It’s almost summer and you will need the protection from sun screen. Check out consumer reports buying guide.
It is getting warmer, and no doubt you are likely thinking about shorts, beach and leisure. In our practice, we see many athletes who will be running, biking and doing other activities in the hot sun. Part of that ritual also includes sunscreen. Which should you buy? Many older folks have dealt with skin cancers as they aged due to the free and easy days in the 60’s and 70’s when reflectors and oils were in. We now know better, and sunscreen with a higher protection rating can help keep your skin healthy, as you derive the benefits from the outdoors such as better fitness and vitamin D, produced by your body with the help of the sun.
Consumer reports just published its annual guide to sunscreens. Check it out here.
Sunscreen buying guide
Last updated: May 2013
Our tests of 12 sunscreens showed that you can’t always rely on the SPF number, a measure of protection from burning ultraviolet B (UVB) radiation. In fact, two of the tested sunscreens were poor against UVB rays, which causes sunburn and contributes to skin cancer, and one of them was just fair for ultraviolet A (UVA) protection, which tans and ages skin, and also contribute to skin cancer. But six of the sunscreens did well enough to be recommended and will help protect against both UVA and UVB rays.
Paying more may not buy more protection. The least effective sunscreens were among the priciest.
Alas, there are no trips to Tahiti for our sunscreen panelists–they go to a lab. In UVB tests, five spots on one rectangular sunscreened area of the panelists’ backs are exposed for set times to rays from a sun simulator. After panelists have soaked in a tub of water, five spots in a second sunscreened area of their back are exposed in the same way.

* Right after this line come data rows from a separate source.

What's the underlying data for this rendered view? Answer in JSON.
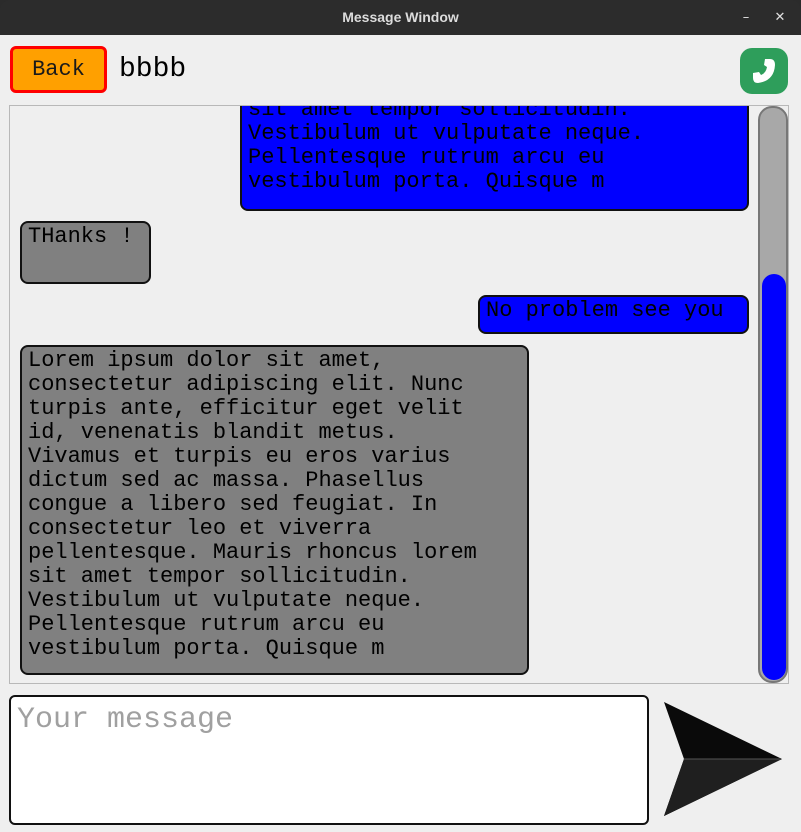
{
  "window": {
    "title": "Message Window",
    "minimize_glyph": "–",
    "close_glyph": "✕"
  },
  "header": {
    "back_label": "Back",
    "contact_name": "bbbb",
    "call_icon": "phone-icon"
  },
  "messages": [
    {
      "from": "me",
      "text": "sit amet tempor sollicitudin.\nVestibulum ut vulputate neque.\nPellentesque rutrum arcu eu\nvestibulum porta. Quisque m"
    },
    {
      "from": "them",
      "text": "THanks !"
    },
    {
      "from": "me",
      "text": "No problem see you"
    },
    {
      "from": "them",
      "text": "Lorem ipsum dolor sit amet,\nconsectetur adipiscing elit. Nunc\nturpis ante, efficitur eget velit\nid, venenatis blandit metus.\nVivamus et turpis eu eros varius\ndictum sed ac massa. Phasellus\ncongue a libero sed feugiat. In\nconsectetur leo et viverra\npellentesque. Mauris rhoncus lorem\nsit amet tempor sollicitudin.\nVestibulum ut vulputate neque.\nPellentesque rutrum arcu eu\nvestibulum porta. Quisque m"
    }
  ],
  "scrollbar": {
    "position_fraction": 1.0
  },
  "composer": {
    "placeholder": "Your message",
    "value": "",
    "send_icon": "send-arrow-icon"
  },
  "colors": {
    "back_bg": "#ffa000",
    "back_border": "#ff0000",
    "sent_bubble": "#0000ff",
    "received_bubble": "#808080",
    "call_bg": "#2e9e5b",
    "scroll_thumb": "#0000ff"
  }
}
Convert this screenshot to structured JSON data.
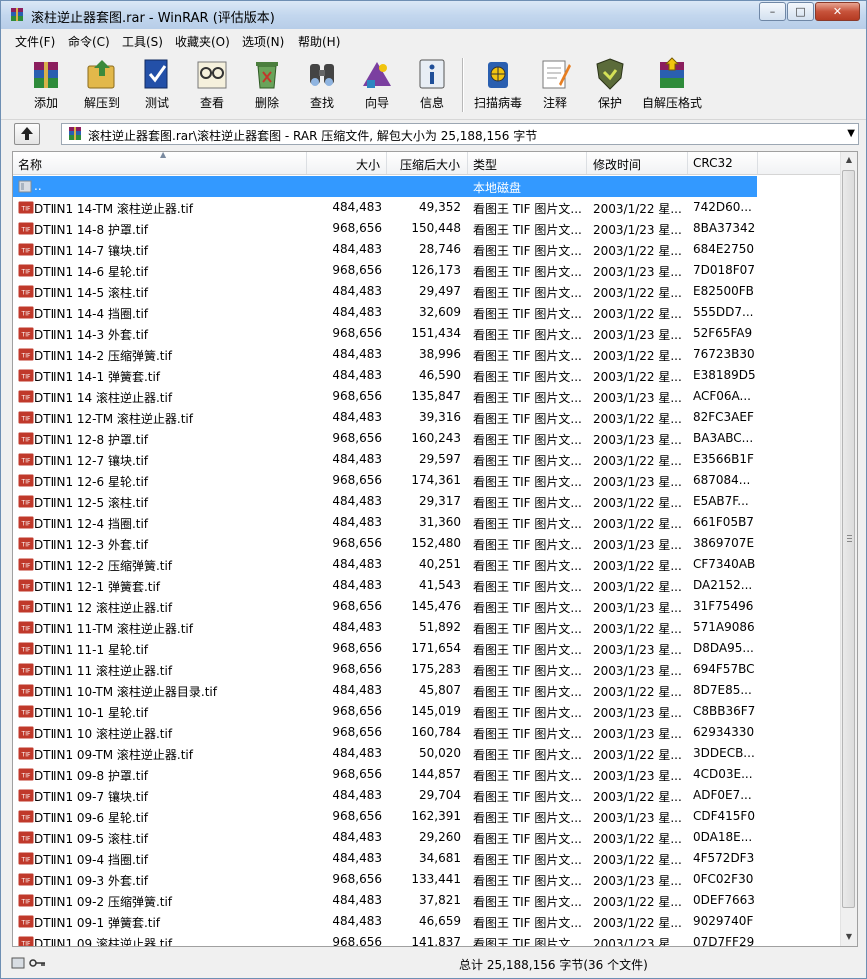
{
  "window": {
    "title": "滚柱逆止器套图.rar - WinRAR (评估版本)",
    "minimize": "–",
    "maximize": "□",
    "close": "✕"
  },
  "menu": [
    "文件(F)",
    "命令(C)",
    "工具(S)",
    "收藏夹(O)",
    "选项(N)",
    "帮助(H)"
  ],
  "toolbar": [
    {
      "label": "添加",
      "icon": "add-archive-icon"
    },
    {
      "label": "解压到",
      "icon": "extract-to-icon"
    },
    {
      "label": "测试",
      "icon": "test-icon"
    },
    {
      "label": "查看",
      "icon": "view-icon"
    },
    {
      "label": "删除",
      "icon": "delete-icon"
    },
    {
      "label": "查找",
      "icon": "find-icon"
    },
    {
      "label": "向导",
      "icon": "wizard-icon"
    },
    {
      "label": "信息",
      "icon": "info-icon"
    },
    {
      "label": "扫描病毒",
      "icon": "virus-scan-icon"
    },
    {
      "label": "注释",
      "icon": "comment-icon"
    },
    {
      "label": "保护",
      "icon": "protect-icon"
    },
    {
      "label": "自解压格式",
      "icon": "sfx-icon"
    }
  ],
  "address": {
    "path": "滚柱逆止器套图.rar\\滚柱逆止器套图 - RAR 压缩文件, 解包大小为 25,188,156 字节"
  },
  "columns": [
    "名称",
    "大小",
    "压缩后大小",
    "类型",
    "修改时间",
    "CRC32"
  ],
  "parent_row": {
    "name": "..",
    "type": "本地磁盘"
  },
  "files": [
    [
      "DTⅡN1 14-TM 滚柱逆止器.tif",
      "484,483",
      "49,352",
      "看图王 TIF 图片文...",
      "2003/1/22 星...",
      "742D60..."
    ],
    [
      "DTⅡN1 14-8 护罩.tif",
      "968,656",
      "150,448",
      "看图王 TIF 图片文...",
      "2003/1/23 星...",
      "8BA37342"
    ],
    [
      "DTⅡN1 14-7 镶块.tif",
      "484,483",
      "28,746",
      "看图王 TIF 图片文...",
      "2003/1/22 星...",
      "684E2750"
    ],
    [
      "DTⅡN1 14-6 星轮.tif",
      "968,656",
      "126,173",
      "看图王 TIF 图片文...",
      "2003/1/23 星...",
      "7D018F07"
    ],
    [
      "DTⅡN1 14-5 滚柱.tif",
      "484,483",
      "29,497",
      "看图王 TIF 图片文...",
      "2003/1/22 星...",
      "E82500FB"
    ],
    [
      "DTⅡN1 14-4 挡圈.tif",
      "484,483",
      "32,609",
      "看图王 TIF 图片文...",
      "2003/1/22 星...",
      "555DD7..."
    ],
    [
      "DTⅡN1 14-3 外套.tif",
      "968,656",
      "151,434",
      "看图王 TIF 图片文...",
      "2003/1/23 星...",
      "52F65FA9"
    ],
    [
      "DTⅡN1 14-2 压缩弹簧.tif",
      "484,483",
      "38,996",
      "看图王 TIF 图片文...",
      "2003/1/22 星...",
      "76723B30"
    ],
    [
      "DTⅡN1 14-1 弹簧套.tif",
      "484,483",
      "46,590",
      "看图王 TIF 图片文...",
      "2003/1/22 星...",
      "E38189D5"
    ],
    [
      "DTⅡN1 14 滚柱逆止器.tif",
      "968,656",
      "135,847",
      "看图王 TIF 图片文...",
      "2003/1/23 星...",
      "ACF06A..."
    ],
    [
      "DTⅡN1 12-TM 滚柱逆止器.tif",
      "484,483",
      "39,316",
      "看图王 TIF 图片文...",
      "2003/1/22 星...",
      "82FC3AEF"
    ],
    [
      "DTⅡN1 12-8 护罩.tif",
      "968,656",
      "160,243",
      "看图王 TIF 图片文...",
      "2003/1/23 星...",
      "BA3ABC..."
    ],
    [
      "DTⅡN1 12-7 镶块.tif",
      "484,483",
      "29,597",
      "看图王 TIF 图片文...",
      "2003/1/22 星...",
      "E3566B1F"
    ],
    [
      "DTⅡN1 12-6 星轮.tif",
      "968,656",
      "174,361",
      "看图王 TIF 图片文...",
      "2003/1/23 星...",
      "687084..."
    ],
    [
      "DTⅡN1 12-5 滚柱.tif",
      "484,483",
      "29,317",
      "看图王 TIF 图片文...",
      "2003/1/22 星...",
      "E5AB7F..."
    ],
    [
      "DTⅡN1 12-4 挡圈.tif",
      "484,483",
      "31,360",
      "看图王 TIF 图片文...",
      "2003/1/22 星...",
      "661F05B7"
    ],
    [
      "DTⅡN1 12-3 外套.tif",
      "968,656",
      "152,480",
      "看图王 TIF 图片文...",
      "2003/1/23 星...",
      "3869707E"
    ],
    [
      "DTⅡN1 12-2 压缩弹簧.tif",
      "484,483",
      "40,251",
      "看图王 TIF 图片文...",
      "2003/1/22 星...",
      "CF7340AB"
    ],
    [
      "DTⅡN1 12-1 弹簧套.tif",
      "484,483",
      "41,543",
      "看图王 TIF 图片文...",
      "2003/1/22 星...",
      "DA2152..."
    ],
    [
      "DTⅡN1 12 滚柱逆止器.tif",
      "968,656",
      "145,476",
      "看图王 TIF 图片文...",
      "2003/1/23 星...",
      "31F75496"
    ],
    [
      "DTⅡN1 11-TM 滚柱逆止器.tif",
      "484,483",
      "51,892",
      "看图王 TIF 图片文...",
      "2003/1/22 星...",
      "571A9086"
    ],
    [
      "DTⅡN1 11-1 星轮.tif",
      "968,656",
      "171,654",
      "看图王 TIF 图片文...",
      "2003/1/23 星...",
      "D8DA95..."
    ],
    [
      "DTⅡN1 11 滚柱逆止器.tif",
      "968,656",
      "175,283",
      "看图王 TIF 图片文...",
      "2003/1/23 星...",
      "694F57BC"
    ],
    [
      "DTⅡN1 10-TM 滚柱逆止器目录.tif",
      "484,483",
      "45,807",
      "看图王 TIF 图片文...",
      "2003/1/22 星...",
      "8D7E85..."
    ],
    [
      "DTⅡN1 10-1 星轮.tif",
      "968,656",
      "145,019",
      "看图王 TIF 图片文...",
      "2003/1/23 星...",
      "C8BB36F7"
    ],
    [
      "DTⅡN1 10 滚柱逆止器.tif",
      "968,656",
      "160,784",
      "看图王 TIF 图片文...",
      "2003/1/23 星...",
      "62934330"
    ],
    [
      "DTⅡN1 09-TM 滚柱逆止器.tif",
      "484,483",
      "50,020",
      "看图王 TIF 图片文...",
      "2003/1/22 星...",
      "3DDECB..."
    ],
    [
      "DTⅡN1 09-8 护罩.tif",
      "968,656",
      "144,857",
      "看图王 TIF 图片文...",
      "2003/1/23 星...",
      "4CD03E..."
    ],
    [
      "DTⅡN1 09-7 镶块.tif",
      "484,483",
      "29,704",
      "看图王 TIF 图片文...",
      "2003/1/22 星...",
      "ADF0E7..."
    ],
    [
      "DTⅡN1 09-6 星轮.tif",
      "968,656",
      "162,391",
      "看图王 TIF 图片文...",
      "2003/1/23 星...",
      "CDF415F0"
    ],
    [
      "DTⅡN1 09-5 滚柱.tif",
      "484,483",
      "29,260",
      "看图王 TIF 图片文...",
      "2003/1/22 星...",
      "0DA18E..."
    ],
    [
      "DTⅡN1 09-4 挡圈.tif",
      "484,483",
      "34,681",
      "看图王 TIF 图片文...",
      "2003/1/22 星...",
      "4F572DF3"
    ],
    [
      "DTⅡN1 09-3 外套.tif",
      "968,656",
      "133,441",
      "看图王 TIF 图片文...",
      "2003/1/23 星...",
      "0FC02F30"
    ],
    [
      "DTⅡN1 09-2 压缩弹簧.tif",
      "484,483",
      "37,821",
      "看图王 TIF 图片文...",
      "2003/1/22 星...",
      "0DEF7663"
    ],
    [
      "DTⅡN1 09-1 弹簧套.tif",
      "484,483",
      "46,659",
      "看图王 TIF 图片文...",
      "2003/1/22 星...",
      "9029740F"
    ],
    [
      "DTⅡN1 09 滚柱逆止器.tif",
      "968,656",
      "141,837",
      "看图王 TIF 图片文...",
      "2003/1/23 星...",
      "07D7FF29"
    ]
  ],
  "status": {
    "total": "总计 25,188,156 字节(36 个文件)"
  },
  "colors": {
    "selection": "#3399ff",
    "tif_icon": "#c0392b",
    "title_gradient": "#c3d7ee"
  }
}
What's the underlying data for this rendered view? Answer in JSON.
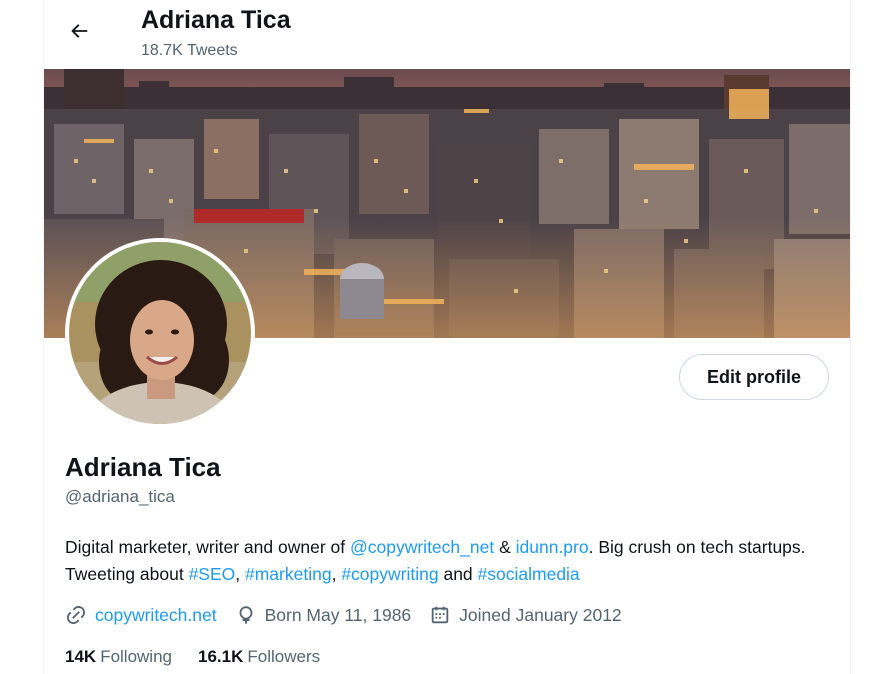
{
  "header": {
    "title": "Adriana Tica",
    "tweet_count": "18.7K Tweets",
    "back_icon": "arrow-left-icon"
  },
  "banner": {
    "description_icon": "city-night-banner"
  },
  "profile": {
    "name": "Adriana Tica",
    "handle": "@adriana_tica",
    "edit_label": "Edit profile",
    "bio": {
      "p1": "Digital marketer, writer and owner of ",
      "mention": "@copywritech_net",
      "p2": " & ",
      "site": "idunn.pro",
      "p3": ". Big crush on tech startups. Tweeting about ",
      "tag1": "#SEO",
      "sep1": ", ",
      "tag2": "#marketing",
      "sep2": ", ",
      "tag3": "#copywriting",
      "and": " and ",
      "tag4": "#socialmedia"
    },
    "meta": {
      "website": "copywritech.net",
      "born": "Born May 11, 1986",
      "joined": "Joined January 2012"
    },
    "stats": {
      "following_count": "14K",
      "following_label": "Following",
      "followers_count": "16.1K",
      "followers_label": "Followers"
    }
  },
  "colors": {
    "accent": "#1d9bf0",
    "text": "#0f1419",
    "muted": "#536471",
    "border": "#cfd9de"
  }
}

About a day later, the 10 spots are examined for redness. The resulting UVB Ratings reflect each product’s actual effectiveness, not how close it came to meeting its SPF claim. To test for UVA protection, we also use people but check for tanning instead of redness. To test for staining, we apply each sunscreen to cloth swatches, let those dry, put them through two wash cycles, and air-dry them, then check for stains. Overall scores are based primarily on results of the above UVB and UVA tests.
In addition, we use a test based on the Food and Drug Administration’s “critical wavelength” test, required for sunscreens that claim broad-spectrum protection. It assesses how well UV rays are absorbed by clear plastic plates treated with sunscreen. All products passed this test. Finally, we have our trained sensory panel evaluate the scent and skin feel of the products.
Our tests this year found a bigger gap between many products’ claimed SPF values and their measured SPF values than we’ve found in the past. (In fact, a top-rated sunscreen from 2012 was the lowest-rated this year.) It’s hard to explain the changes but our tests did find that there are better choices. New labeling and test requirements from the Food and Drug Administration could have led sunscreen makers to tweak ingredients, but several manufacturers told us they hadn’t changed formulations since our last tests. In any case, changes are difficult to pinpoint because formulas are proprietary.
Skin cancer is the most common cancer in the U.S., and the benefits of sunscreens outweigh potential risks from their ingredients. That said, animal studies have raised some concerns about what’s inside these sunscreens.
Nanoparticles of titanium dioxide and zinc oxide have been linked to reproductive and developmental effects in animals. Our tests found that all four of the sunscreens with these mineral-based active ingredients contain nanoparticles.
Retinoids, part of the vitamin A family and an inactive ingredient in some sunscreens, have caused an increase in skin cancers in mice. There’s also a risk of birth defects in people taking oral acne medications containing retinoids, though they differ from the retinoids in sunscreens. As a precaution, pregnant women may want to choose a sunscreen without the ingredient retinol or retinyl palmitate.
Animal studies have indicated that oxybenzone, which is in many sunscreens, may interfere with hormones in the body.